**Requirement**
Every line of the data that includes "site" should be copied out.

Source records
§
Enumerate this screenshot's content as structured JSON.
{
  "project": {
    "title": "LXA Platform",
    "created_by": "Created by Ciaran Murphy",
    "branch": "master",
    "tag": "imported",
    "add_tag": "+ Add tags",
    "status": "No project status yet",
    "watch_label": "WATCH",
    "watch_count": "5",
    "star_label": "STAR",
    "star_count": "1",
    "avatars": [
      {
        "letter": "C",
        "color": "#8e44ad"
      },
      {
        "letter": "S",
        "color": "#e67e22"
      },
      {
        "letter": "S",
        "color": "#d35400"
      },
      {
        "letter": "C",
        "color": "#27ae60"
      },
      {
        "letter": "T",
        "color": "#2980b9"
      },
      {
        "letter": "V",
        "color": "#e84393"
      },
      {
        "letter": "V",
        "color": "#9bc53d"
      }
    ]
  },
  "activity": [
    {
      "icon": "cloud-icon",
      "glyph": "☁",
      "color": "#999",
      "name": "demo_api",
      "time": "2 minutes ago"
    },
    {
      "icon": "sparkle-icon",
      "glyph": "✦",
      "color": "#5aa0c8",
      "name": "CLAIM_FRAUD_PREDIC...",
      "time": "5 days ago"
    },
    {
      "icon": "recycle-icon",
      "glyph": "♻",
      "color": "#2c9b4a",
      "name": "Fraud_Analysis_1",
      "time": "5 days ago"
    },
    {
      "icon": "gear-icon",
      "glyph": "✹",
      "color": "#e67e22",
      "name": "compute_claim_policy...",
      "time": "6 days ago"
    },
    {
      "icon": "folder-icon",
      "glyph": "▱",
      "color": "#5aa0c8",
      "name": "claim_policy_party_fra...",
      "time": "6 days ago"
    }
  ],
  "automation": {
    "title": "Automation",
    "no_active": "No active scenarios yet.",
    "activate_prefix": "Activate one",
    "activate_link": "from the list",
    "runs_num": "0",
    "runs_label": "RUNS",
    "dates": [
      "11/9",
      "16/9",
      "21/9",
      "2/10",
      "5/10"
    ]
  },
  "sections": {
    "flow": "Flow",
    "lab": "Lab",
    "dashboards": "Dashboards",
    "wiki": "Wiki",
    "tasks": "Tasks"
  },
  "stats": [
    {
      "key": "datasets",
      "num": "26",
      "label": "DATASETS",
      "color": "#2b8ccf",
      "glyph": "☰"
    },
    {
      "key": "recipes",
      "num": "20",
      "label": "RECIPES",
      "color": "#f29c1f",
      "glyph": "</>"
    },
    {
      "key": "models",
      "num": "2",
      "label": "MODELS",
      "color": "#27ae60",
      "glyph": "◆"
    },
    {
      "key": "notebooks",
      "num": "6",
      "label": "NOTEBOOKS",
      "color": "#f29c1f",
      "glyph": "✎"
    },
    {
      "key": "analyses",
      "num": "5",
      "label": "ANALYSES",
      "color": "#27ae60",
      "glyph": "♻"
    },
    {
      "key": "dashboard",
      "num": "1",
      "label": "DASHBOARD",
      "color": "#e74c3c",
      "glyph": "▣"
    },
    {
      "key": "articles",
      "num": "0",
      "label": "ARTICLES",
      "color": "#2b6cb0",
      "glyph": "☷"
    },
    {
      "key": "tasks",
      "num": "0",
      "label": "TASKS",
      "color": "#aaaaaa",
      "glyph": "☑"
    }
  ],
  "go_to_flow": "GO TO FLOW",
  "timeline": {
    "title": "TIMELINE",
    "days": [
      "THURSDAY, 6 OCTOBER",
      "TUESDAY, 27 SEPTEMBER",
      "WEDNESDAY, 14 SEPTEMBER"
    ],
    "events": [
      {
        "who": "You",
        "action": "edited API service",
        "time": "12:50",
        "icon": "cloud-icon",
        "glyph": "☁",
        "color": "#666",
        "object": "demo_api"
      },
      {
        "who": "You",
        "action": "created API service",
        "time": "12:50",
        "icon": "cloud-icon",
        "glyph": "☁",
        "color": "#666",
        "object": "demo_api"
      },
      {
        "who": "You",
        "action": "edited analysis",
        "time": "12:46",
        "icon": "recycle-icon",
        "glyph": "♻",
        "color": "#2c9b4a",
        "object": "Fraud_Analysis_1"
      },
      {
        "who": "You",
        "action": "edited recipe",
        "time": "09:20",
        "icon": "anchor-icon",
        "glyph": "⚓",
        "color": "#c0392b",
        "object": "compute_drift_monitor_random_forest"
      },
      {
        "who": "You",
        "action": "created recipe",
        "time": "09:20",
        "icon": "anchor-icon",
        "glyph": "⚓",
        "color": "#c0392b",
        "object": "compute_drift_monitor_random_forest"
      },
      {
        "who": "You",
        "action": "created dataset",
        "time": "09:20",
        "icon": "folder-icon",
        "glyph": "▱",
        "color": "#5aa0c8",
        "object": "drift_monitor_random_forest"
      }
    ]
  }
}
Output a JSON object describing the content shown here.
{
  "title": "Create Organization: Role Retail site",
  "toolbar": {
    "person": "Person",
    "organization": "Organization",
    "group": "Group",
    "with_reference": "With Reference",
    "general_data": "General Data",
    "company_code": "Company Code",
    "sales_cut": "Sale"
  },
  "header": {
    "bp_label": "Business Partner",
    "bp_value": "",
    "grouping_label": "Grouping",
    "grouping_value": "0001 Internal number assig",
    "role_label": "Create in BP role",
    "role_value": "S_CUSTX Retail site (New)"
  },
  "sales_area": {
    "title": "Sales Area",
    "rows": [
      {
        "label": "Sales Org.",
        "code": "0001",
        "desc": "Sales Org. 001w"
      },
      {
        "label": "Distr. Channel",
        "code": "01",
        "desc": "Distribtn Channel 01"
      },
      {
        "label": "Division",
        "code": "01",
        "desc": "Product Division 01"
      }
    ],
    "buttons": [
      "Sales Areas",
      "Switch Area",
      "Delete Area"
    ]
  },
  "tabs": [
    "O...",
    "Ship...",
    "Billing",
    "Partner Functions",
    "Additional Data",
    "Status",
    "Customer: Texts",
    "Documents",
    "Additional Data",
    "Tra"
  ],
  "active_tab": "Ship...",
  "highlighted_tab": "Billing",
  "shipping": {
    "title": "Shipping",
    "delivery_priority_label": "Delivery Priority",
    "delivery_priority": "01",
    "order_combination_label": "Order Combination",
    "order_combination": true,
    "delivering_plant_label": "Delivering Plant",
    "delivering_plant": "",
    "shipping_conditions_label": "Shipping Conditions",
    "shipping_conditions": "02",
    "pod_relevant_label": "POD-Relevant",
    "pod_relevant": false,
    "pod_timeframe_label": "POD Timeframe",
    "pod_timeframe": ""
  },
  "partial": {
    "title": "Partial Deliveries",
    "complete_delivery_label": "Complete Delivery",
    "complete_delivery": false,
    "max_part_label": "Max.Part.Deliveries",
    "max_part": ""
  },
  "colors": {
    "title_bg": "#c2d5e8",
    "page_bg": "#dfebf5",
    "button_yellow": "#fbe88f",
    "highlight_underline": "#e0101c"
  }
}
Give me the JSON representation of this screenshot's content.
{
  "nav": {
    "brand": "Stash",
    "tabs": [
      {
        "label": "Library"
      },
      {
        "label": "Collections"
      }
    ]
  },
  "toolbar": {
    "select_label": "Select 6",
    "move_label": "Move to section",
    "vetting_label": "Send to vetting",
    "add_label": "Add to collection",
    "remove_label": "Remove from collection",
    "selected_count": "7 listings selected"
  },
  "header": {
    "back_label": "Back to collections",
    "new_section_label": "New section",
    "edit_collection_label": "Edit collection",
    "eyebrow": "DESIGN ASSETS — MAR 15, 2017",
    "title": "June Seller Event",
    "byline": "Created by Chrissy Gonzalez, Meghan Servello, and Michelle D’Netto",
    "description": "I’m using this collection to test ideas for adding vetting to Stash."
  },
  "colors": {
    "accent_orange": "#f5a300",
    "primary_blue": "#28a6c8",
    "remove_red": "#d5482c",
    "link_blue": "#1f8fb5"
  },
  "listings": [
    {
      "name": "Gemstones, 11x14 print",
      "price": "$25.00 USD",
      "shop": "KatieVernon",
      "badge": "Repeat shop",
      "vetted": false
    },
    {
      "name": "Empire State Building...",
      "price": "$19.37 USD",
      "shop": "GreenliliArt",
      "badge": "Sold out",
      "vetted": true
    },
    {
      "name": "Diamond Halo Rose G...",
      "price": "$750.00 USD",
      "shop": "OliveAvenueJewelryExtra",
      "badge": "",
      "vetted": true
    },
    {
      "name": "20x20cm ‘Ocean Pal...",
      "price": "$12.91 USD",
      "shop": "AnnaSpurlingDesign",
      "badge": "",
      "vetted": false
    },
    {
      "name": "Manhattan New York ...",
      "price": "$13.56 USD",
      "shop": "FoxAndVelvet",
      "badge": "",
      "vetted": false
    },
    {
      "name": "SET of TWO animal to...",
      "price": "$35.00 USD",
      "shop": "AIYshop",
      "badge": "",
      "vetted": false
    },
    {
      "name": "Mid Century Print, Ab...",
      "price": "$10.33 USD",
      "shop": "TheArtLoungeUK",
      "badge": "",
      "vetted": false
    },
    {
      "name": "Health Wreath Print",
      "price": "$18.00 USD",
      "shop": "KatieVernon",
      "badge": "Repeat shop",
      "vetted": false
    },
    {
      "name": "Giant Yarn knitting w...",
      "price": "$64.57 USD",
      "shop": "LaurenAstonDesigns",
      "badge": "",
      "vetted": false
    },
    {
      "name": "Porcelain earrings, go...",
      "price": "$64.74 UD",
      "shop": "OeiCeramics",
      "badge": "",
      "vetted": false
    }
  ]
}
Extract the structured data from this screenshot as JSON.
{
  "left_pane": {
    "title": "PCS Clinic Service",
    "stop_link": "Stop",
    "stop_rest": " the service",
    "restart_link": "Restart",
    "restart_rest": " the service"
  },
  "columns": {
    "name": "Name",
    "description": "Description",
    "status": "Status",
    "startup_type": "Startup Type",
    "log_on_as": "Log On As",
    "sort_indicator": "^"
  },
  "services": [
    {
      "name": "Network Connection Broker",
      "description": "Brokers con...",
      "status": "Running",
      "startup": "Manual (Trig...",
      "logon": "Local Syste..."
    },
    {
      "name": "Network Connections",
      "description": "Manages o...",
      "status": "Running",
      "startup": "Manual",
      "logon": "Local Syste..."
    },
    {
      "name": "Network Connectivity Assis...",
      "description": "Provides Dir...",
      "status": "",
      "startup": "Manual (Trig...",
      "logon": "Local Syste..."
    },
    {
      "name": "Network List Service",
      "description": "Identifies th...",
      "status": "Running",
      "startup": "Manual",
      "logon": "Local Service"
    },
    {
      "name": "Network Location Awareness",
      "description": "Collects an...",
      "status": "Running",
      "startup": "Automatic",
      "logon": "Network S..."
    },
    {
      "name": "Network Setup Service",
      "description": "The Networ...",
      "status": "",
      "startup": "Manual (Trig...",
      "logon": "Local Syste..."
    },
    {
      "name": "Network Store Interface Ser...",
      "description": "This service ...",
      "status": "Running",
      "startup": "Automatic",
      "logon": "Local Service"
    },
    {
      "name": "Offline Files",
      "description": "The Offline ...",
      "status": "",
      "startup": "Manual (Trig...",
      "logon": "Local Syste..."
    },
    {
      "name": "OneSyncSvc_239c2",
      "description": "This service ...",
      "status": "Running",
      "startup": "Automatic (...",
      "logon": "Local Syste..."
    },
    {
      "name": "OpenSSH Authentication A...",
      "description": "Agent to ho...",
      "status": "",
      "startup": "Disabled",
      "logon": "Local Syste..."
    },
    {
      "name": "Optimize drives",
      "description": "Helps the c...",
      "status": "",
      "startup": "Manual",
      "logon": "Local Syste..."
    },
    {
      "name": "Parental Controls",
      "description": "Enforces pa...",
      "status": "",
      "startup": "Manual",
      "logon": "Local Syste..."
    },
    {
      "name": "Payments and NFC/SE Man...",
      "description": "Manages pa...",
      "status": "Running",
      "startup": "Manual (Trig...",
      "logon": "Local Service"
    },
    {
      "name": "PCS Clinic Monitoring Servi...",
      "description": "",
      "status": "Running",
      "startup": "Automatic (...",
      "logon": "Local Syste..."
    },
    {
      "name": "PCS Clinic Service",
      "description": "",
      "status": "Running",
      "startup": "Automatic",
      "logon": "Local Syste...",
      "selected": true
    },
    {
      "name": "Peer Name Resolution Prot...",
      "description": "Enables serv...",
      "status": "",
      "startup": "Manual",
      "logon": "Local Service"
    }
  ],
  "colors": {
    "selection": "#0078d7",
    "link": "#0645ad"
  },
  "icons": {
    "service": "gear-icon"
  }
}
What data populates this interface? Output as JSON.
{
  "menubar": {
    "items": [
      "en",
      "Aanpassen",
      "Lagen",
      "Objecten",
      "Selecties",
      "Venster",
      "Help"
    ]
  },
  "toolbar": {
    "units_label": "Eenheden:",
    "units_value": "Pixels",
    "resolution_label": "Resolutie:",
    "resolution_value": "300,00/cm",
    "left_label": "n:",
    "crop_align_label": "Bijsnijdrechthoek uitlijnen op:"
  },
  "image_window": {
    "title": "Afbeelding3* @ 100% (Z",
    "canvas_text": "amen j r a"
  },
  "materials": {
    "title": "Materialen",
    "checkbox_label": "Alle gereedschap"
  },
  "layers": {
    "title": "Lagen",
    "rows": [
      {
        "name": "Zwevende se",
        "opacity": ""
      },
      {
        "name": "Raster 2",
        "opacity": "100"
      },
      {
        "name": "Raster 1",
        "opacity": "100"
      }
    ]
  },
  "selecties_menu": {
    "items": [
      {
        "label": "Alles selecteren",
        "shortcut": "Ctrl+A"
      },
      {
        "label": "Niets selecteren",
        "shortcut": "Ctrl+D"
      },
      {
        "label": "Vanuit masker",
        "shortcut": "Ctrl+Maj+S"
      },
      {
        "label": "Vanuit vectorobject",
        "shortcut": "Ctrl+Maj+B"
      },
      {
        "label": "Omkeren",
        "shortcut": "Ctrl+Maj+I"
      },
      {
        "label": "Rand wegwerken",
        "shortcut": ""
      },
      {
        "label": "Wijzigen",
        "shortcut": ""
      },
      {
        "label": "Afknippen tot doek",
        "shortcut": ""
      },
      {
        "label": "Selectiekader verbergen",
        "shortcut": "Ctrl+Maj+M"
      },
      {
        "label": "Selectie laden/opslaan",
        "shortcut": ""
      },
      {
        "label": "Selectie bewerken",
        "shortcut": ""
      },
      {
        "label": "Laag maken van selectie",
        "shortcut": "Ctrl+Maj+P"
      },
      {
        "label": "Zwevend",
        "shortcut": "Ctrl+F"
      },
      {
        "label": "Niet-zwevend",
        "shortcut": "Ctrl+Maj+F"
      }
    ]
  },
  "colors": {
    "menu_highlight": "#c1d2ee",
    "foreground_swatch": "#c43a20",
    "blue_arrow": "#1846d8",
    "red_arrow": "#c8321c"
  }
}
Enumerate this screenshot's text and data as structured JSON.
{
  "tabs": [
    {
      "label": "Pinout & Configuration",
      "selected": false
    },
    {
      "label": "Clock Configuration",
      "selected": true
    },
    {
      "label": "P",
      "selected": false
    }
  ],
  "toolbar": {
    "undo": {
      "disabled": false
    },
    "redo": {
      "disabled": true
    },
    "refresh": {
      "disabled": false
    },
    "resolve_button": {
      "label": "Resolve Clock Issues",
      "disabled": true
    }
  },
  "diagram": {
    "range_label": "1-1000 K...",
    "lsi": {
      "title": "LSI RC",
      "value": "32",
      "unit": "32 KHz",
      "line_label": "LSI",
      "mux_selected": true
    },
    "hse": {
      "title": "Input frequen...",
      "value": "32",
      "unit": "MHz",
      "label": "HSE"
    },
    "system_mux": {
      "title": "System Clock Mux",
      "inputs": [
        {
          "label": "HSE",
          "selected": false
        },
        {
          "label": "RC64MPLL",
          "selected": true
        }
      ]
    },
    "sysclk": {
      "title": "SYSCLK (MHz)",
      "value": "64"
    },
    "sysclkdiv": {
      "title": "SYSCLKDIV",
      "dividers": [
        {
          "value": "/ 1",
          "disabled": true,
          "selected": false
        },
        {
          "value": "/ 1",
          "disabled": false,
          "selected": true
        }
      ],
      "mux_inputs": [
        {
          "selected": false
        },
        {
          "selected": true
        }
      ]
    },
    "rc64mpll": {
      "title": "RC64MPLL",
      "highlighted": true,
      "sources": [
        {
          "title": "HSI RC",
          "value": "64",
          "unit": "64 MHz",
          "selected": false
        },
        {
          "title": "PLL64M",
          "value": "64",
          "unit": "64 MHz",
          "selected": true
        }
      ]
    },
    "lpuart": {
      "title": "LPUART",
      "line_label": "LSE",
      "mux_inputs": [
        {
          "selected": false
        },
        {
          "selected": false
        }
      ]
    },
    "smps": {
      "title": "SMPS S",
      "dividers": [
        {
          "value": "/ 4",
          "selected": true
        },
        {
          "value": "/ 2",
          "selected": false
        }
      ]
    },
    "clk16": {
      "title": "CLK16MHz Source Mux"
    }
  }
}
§
**Result of the exercise**
  "title": "Create Organization: Role Retail site",
    "role_value": "S_CUSTX Retail site (New)"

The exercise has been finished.